### Task instructions
Make an exact copy of the data below, leaving out every picture.

=== Supplied information ===

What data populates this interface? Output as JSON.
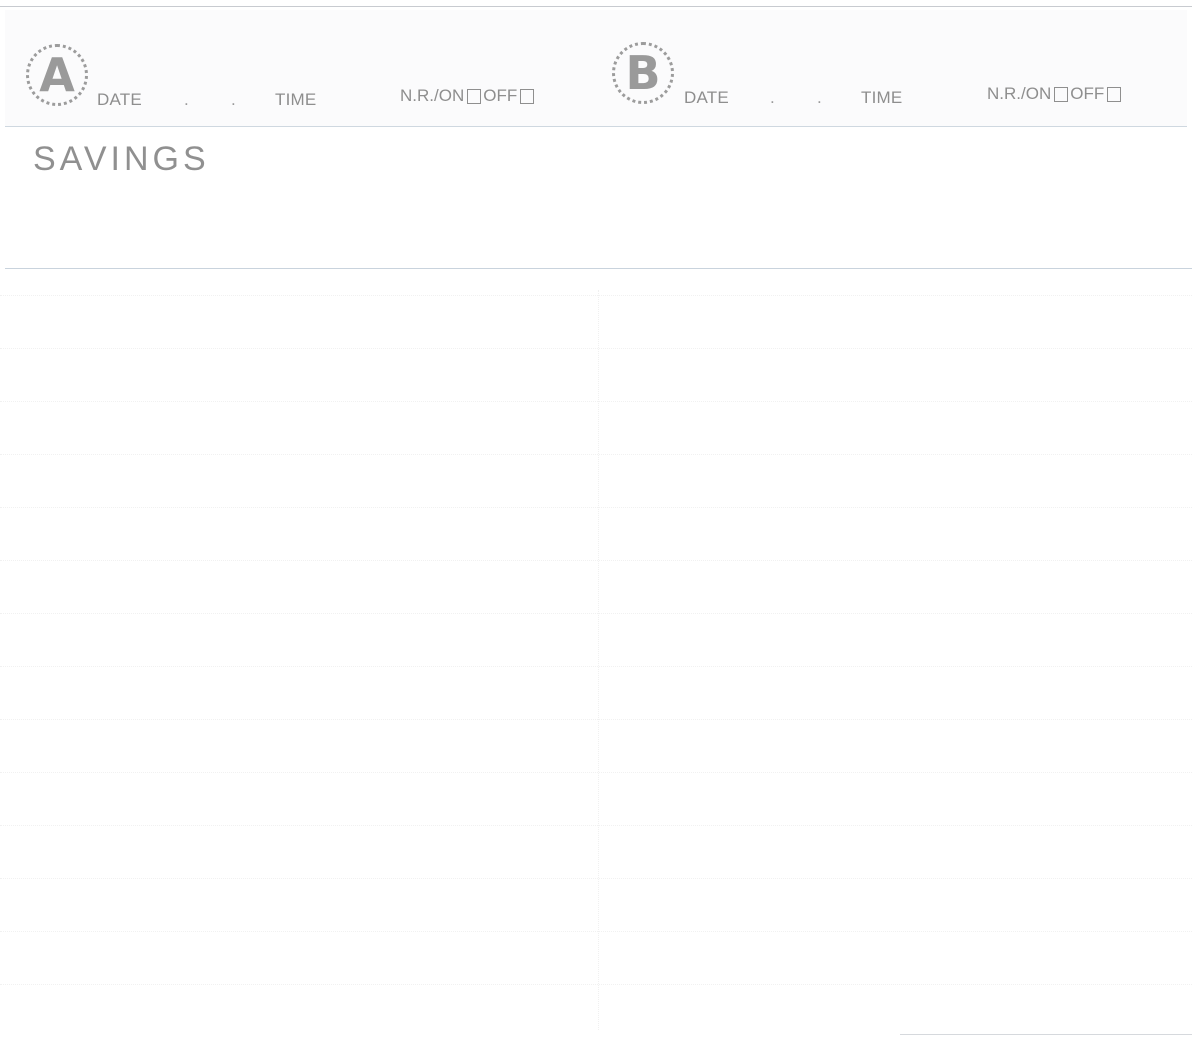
{
  "sections": [
    {
      "letter": "A",
      "date_label": "DATE",
      "time_label": "TIME",
      "nr_label": "N.R./ON",
      "off_label": "OFF"
    },
    {
      "letter": "B",
      "date_label": "DATE",
      "time_label": "TIME",
      "nr_label": "N.R./ON",
      "off_label": "OFF"
    }
  ],
  "title": "SAVINGS",
  "separator_dot": "."
}
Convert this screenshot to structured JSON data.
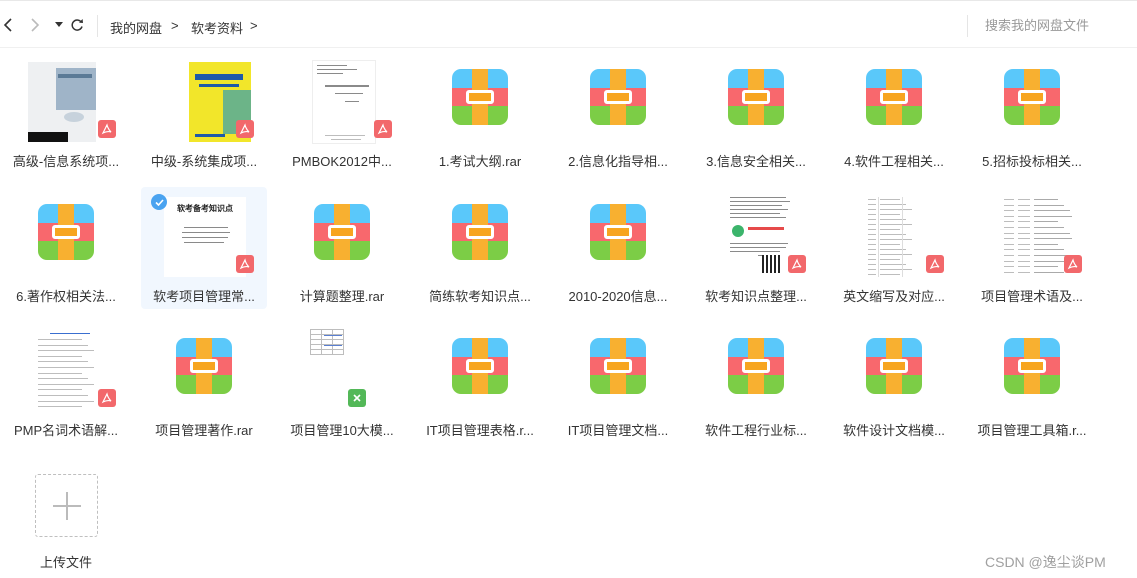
{
  "toolbar": {
    "back_icon": "chevron-left-icon",
    "forward_icon": "chevron-right-icon",
    "dropdown_icon": "caret-down-icon",
    "refresh_icon": "refresh-icon",
    "breadcrumb": [
      {
        "label": "我的网盘"
      },
      {
        "label": "软考资料"
      }
    ],
    "breadcrumb_separator": ">",
    "search_placeholder": "搜索我的网盘文件"
  },
  "files": [
    {
      "label": "高级-信息系统项...",
      "type": "pdf",
      "thumb": "book-grey"
    },
    {
      "label": "中级-系统集成项...",
      "type": "pdf",
      "thumb": "book-yellow"
    },
    {
      "label": "PMBOK2012中...",
      "type": "pdf",
      "thumb": "doc-cover"
    },
    {
      "label": "1.考试大纲.rar",
      "type": "rar"
    },
    {
      "label": "2.信息化指导相...",
      "type": "rar"
    },
    {
      "label": "3.信息安全相关...",
      "type": "rar"
    },
    {
      "label": "4.软件工程相关...",
      "type": "rar"
    },
    {
      "label": "5.招标投标相关...",
      "type": "rar"
    },
    {
      "label": "6.著作权相关法...",
      "type": "rar"
    },
    {
      "label": "软考项目管理常...",
      "type": "pdf",
      "thumb": "doc-title",
      "selected": true,
      "doc_title": "软考备考知识点"
    },
    {
      "label": "计算题整理.rar",
      "type": "rar"
    },
    {
      "label": "简练软考知识点...",
      "type": "rar"
    },
    {
      "label": "2010-2020信息...",
      "type": "rar"
    },
    {
      "label": "软考知识点整理...",
      "type": "pdf",
      "thumb": "doc-qr"
    },
    {
      "label": "英文缩写及对应...",
      "type": "pdf",
      "thumb": "doc-table"
    },
    {
      "label": "项目管理术语及...",
      "type": "pdf",
      "thumb": "doc-table2"
    },
    {
      "label": "PMP名词术语解...",
      "type": "pdf",
      "thumb": "doc-text"
    },
    {
      "label": "项目管理著作.rar",
      "type": "rar"
    },
    {
      "label": "项目管理10大模...",
      "type": "xls",
      "thumb": "sheet"
    },
    {
      "label": "IT项目管理表格.r...",
      "type": "rar"
    },
    {
      "label": "IT项目管理文档...",
      "type": "rar"
    },
    {
      "label": "软件工程行业标...",
      "type": "rar"
    },
    {
      "label": "软件设计文档模...",
      "type": "rar"
    },
    {
      "label": "项目管理工具箱.r...",
      "type": "rar"
    }
  ],
  "upload": {
    "label": "上传文件",
    "icon": "plus-icon"
  },
  "watermark": "CSDN @逸尘谈PM",
  "colors": {
    "rar_blue": "#5ac8fa",
    "rar_red": "#f8686d",
    "rar_green": "#7ccd46",
    "rar_strap": "#f8b030",
    "pdf_badge": "#f2686b",
    "xls_badge": "#53b858",
    "selected_bg": "#f1f7fe",
    "check_blue": "#4aa3f0"
  }
}
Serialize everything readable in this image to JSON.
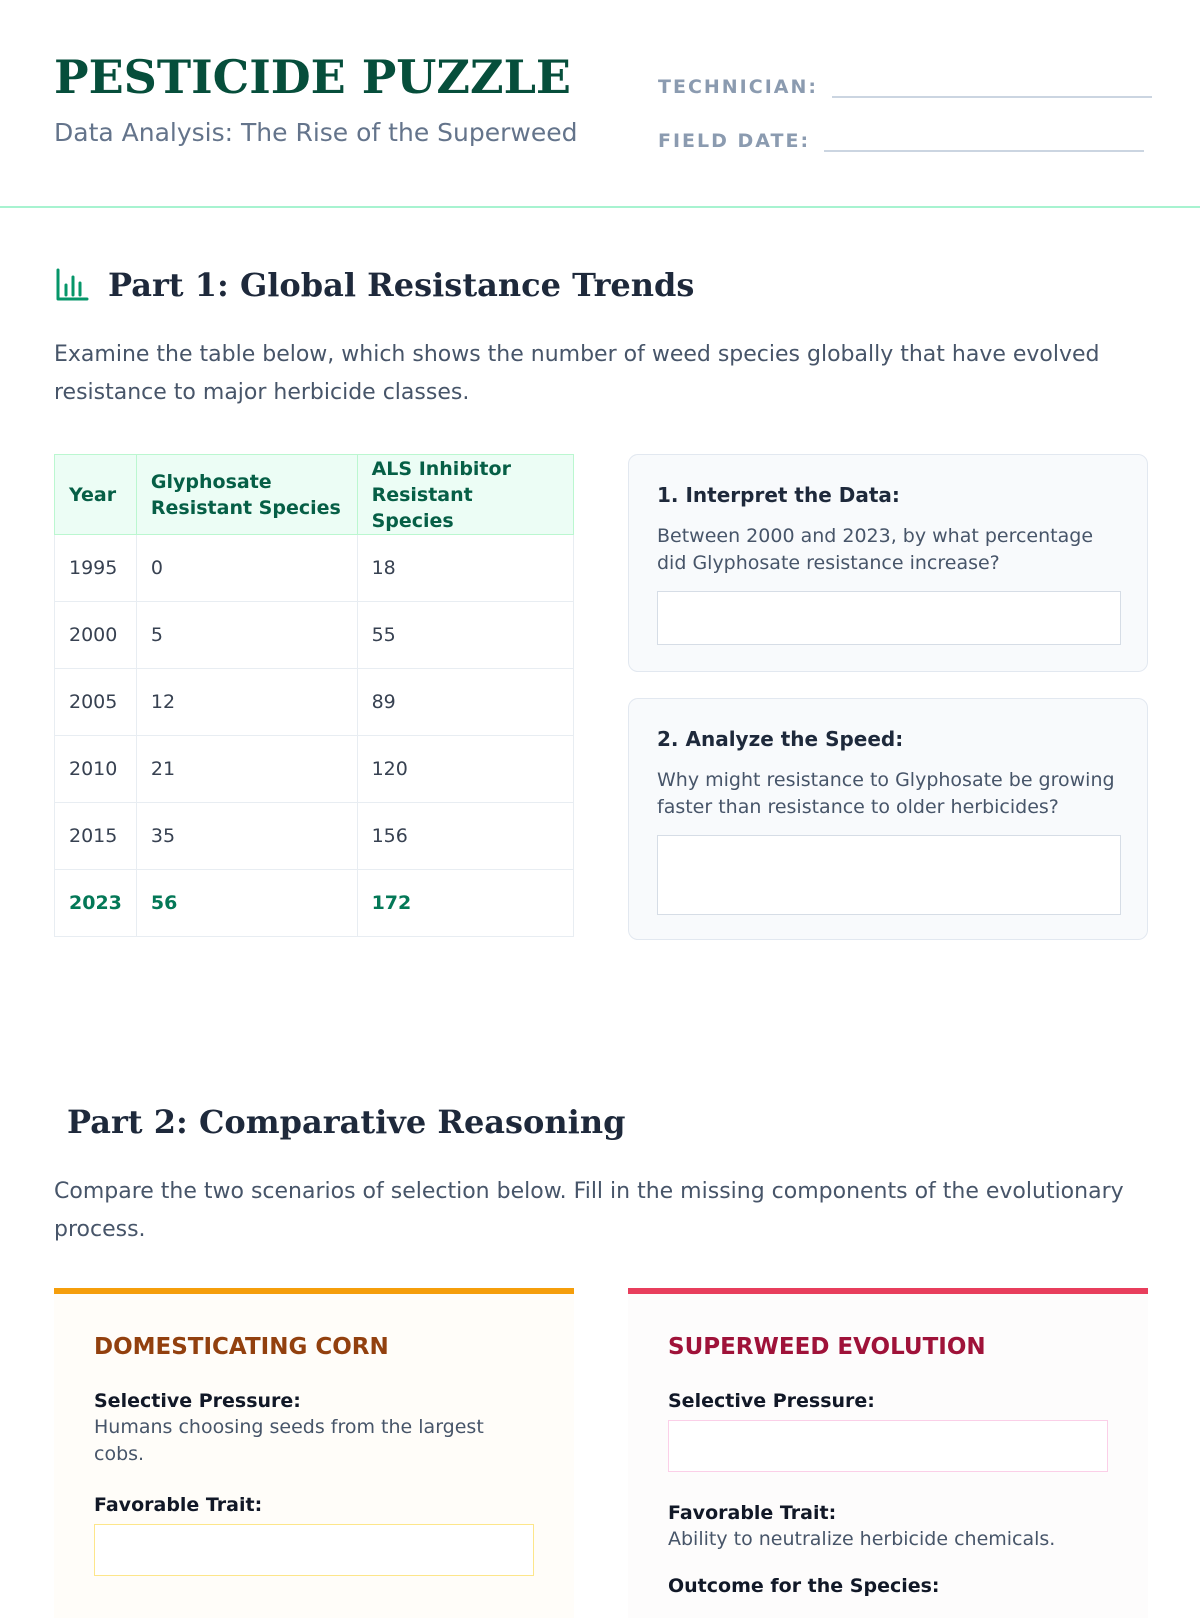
{
  "header": {
    "title": "PESTICIDE PUZZLE",
    "subtitle": "Data Analysis: The Rise of the Superweed",
    "technician_label": "TECHNICIAN:",
    "field_date_label": "FIELD DATE:"
  },
  "part1": {
    "heading": "Part 1: Global Resistance Trends",
    "icon": "bar-chart-icon",
    "intro": "Examine the table below, which shows the number of weed species globally that have evolved resistance to major herbicide classes.",
    "table": {
      "headers": [
        "Year",
        "Glyphosate Resistant Species",
        "ALS Inhibitor Resistant Species"
      ],
      "rows": [
        [
          "1995",
          "0",
          "18"
        ],
        [
          "2000",
          "5",
          "55"
        ],
        [
          "2005",
          "12",
          "89"
        ],
        [
          "2010",
          "21",
          "120"
        ],
        [
          "2015",
          "35",
          "156"
        ],
        [
          "2023",
          "56",
          "172"
        ]
      ]
    },
    "questions": [
      {
        "title": "1. Interpret the Data:",
        "text": "Between 2000 and 2023, by what percentage did Glyphosate resistance increase?"
      },
      {
        "title": "2. Analyze the Speed:",
        "text": "Why might resistance to Glyphosate be growing faster than resistance to older herbicides?"
      }
    ]
  },
  "part2": {
    "heading": "Part 2: Comparative Reasoning",
    "intro": "Compare the two scenarios of selection below. Fill in the missing components of the evolutionary process.",
    "corn": {
      "title": "DOMESTICATING CORN",
      "pressure_label": "Selective Pressure:",
      "pressure_text": "Humans choosing seeds from the largest cobs.",
      "trait_label": "Favorable Trait:"
    },
    "weed": {
      "title": "SUPERWEED EVOLUTION",
      "pressure_label": "Selective Pressure:",
      "trait_label": "Favorable Trait:",
      "trait_text": "Ability to neutralize herbicide chemicals.",
      "outcome_label": "Outcome for the Species:"
    }
  },
  "colors": {
    "brand_green": "#064e3b",
    "accent_green": "#047857",
    "corn_accent": "#f59e0b",
    "weed_accent": "#e83e5c"
  }
}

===

### Final answer
What data populates this interface? Output as JSON.
{
  "sections": [
    {
      "letter": "A",
      "date_label": "DATE",
      "time_label": "TIME",
      "nr_label": "N.R./ON",
      "off_label": "OFF"
    },
    {
      "letter": "B",
      "date_label": "DATE",
      "time_label": "TIME",
      "nr_label": "N.R./ON",
      "off_label": "OFF"
    }
  ],
  "title": "SAVINGS",
  "separator_dot": "."
}
Convert this screenshot to structured JSON data.
{
  "toolbar": {
    "back_icon": "chevron-left-icon",
    "forward_icon": "chevron-right-icon",
    "dropdown_icon": "caret-down-icon",
    "refresh_icon": "refresh-icon",
    "breadcrumb": [
      {
        "label": "我的网盘"
      },
      {
        "label": "软考资料"
      }
    ],
    "breadcrumb_separator": ">",
    "search_placeholder": "搜索我的网盘文件"
  },
  "files": [
    {
      "label": "高级-信息系统项...",
      "type": "pdf",
      "thumb": "book-grey"
    },
    {
      "label": "中级-系统集成项...",
      "type": "pdf",
      "thumb": "book-yellow"
    },
    {
      "label": "PMBOK2012中...",
      "type": "pdf",
      "thumb": "doc-cover"
    },
    {
      "label": "1.考试大纲.rar",
      "type": "rar"
    },
    {
      "label": "2.信息化指导相...",
      "type": "rar"
    },
    {
      "label": "3.信息安全相关...",
      "type": "rar"
    },
    {
      "label": "4.软件工程相关...",
      "type": "rar"
    },
    {
      "label": "5.招标投标相关...",
      "type": "rar"
    },
    {
      "label": "6.著作权相关法...",
      "type": "rar"
    },
    {
      "label": "软考项目管理常...",
      "type": "pdf",
      "thumb": "doc-title",
      "selected": true,
      "doc_title": "软考备考知识点"
    },
    {
      "label": "计算题整理.rar",
      "type": "rar"
    },
    {
      "label": "简练软考知识点...",
      "type": "rar"
    },
    {
      "label": "2010-2020信息...",
      "type": "rar"
    },
    {
      "label": "软考知识点整理...",
      "type": "pdf",
      "thumb": "doc-qr"
    },
    {
      "label": "英文缩写及对应...",
      "type": "pdf",
      "thumb": "doc-table"
    },
    {
      "label": "项目管理术语及...",
      "type": "pdf",
      "thumb": "doc-table2"
    },
    {
      "label": "PMP名词术语解...",
      "type": "pdf",
      "thumb": "doc-text"
    },
    {
      "label": "项目管理著作.rar",
      "type": "rar"
    },
    {
      "label": "项目管理10大模...",
      "type": "xls",
      "thumb": "sheet"
    },
    {
      "label": "IT项目管理表格.r...",
      "type": "rar"
    },
    {
      "label": "IT项目管理文档...",
      "type": "rar"
    },
    {
      "label": "软件工程行业标...",
      "type": "rar"
    },
    {
      "label": "软件设计文档模...",
      "type": "rar"
    },
    {
      "label": "项目管理工具箱.r...",
      "type": "rar"
    }
  ],
  "upload": {
    "label": "上传文件",
    "icon": "plus-icon"
  },
  "watermark": "CSDN @逸尘谈PM",
  "colors": {
    "rar_blue": "#5ac8fa",
    "rar_red": "#f8686d",
    "rar_green": "#7ccd46",
    "rar_strap": "#f8b030",
    "pdf_badge": "#f2686b",
    "xls_badge": "#53b858",
    "selected_bg": "#f1f7fe",
    "check_blue": "#4aa3f0"
  }
}
Serialize everything readable in this image to JSON.
{
  "header": {
    "title": "PESTICIDE PUZZLE",
    "subtitle": "Data Analysis: The Rise of the Superweed",
    "technician_label": "TECHNICIAN:",
    "field_date_label": "FIELD DATE:"
  },
  "part1": {
    "heading": "Part 1: Global Resistance Trends",
    "icon": "bar-chart-icon",
    "intro": "Examine the table below, which shows the number of weed species globally that have evolved resistance to major herbicide classes.",
    "table": {
      "headers": [
        "Year",
        "Glyphosate Resistant Species",
        "ALS Inhibitor Resistant Species"
      ],
      "rows": [
        [
          "1995",
          "0",
          "18"
        ],
        [
          "2000",
          "5",
          "55"
        ],
        [
          "2005",
          "12",
          "89"
        ],
        [
          "2010",
          "21",
          "120"
        ],
        [
          "2015",
          "35",
          "156"
        ],
        [
          "2023",
          "56",
          "172"
        ]
      ]
    },
    "questions": [
      {
        "title": "1. Interpret the Data:",
        "text": "Between 2000 and 2023, by what percentage did Glyphosate resistance increase?"
      },
      {
        "title": "2. Analyze the Speed:",
        "text": "Why might resistance to Glyphosate be growing faster than resistance to older herbicides?"
      }
    ]
  },
  "part2": {
    "heading": "Part 2: Comparative Reasoning",
    "intro": "Compare the two scenarios of selection below. Fill in the missing components of the evolutionary process.",
    "corn": {
      "title": "DOMESTICATING CORN",
      "pressure_label": "Selective Pressure:",
      "pressure_text": "Humans choosing seeds from the largest cobs.",
      "trait_label": "Favorable Trait:"
    },
    "weed": {
      "title": "SUPERWEED EVOLUTION",
      "pressure_label": "Selective Pressure:",
      "trait_label": "Favorable Trait:",
      "trait_text": "Ability to neutralize herbicide chemicals.",
      "outcome_label": "Outcome for the Species:"
    }
  },
  "colors": {
    "brand_green": "#064e3b",
    "accent_green": "#047857",
    "corn_accent": "#f59e0b",
    "weed_accent": "#e83e5c"
  }
}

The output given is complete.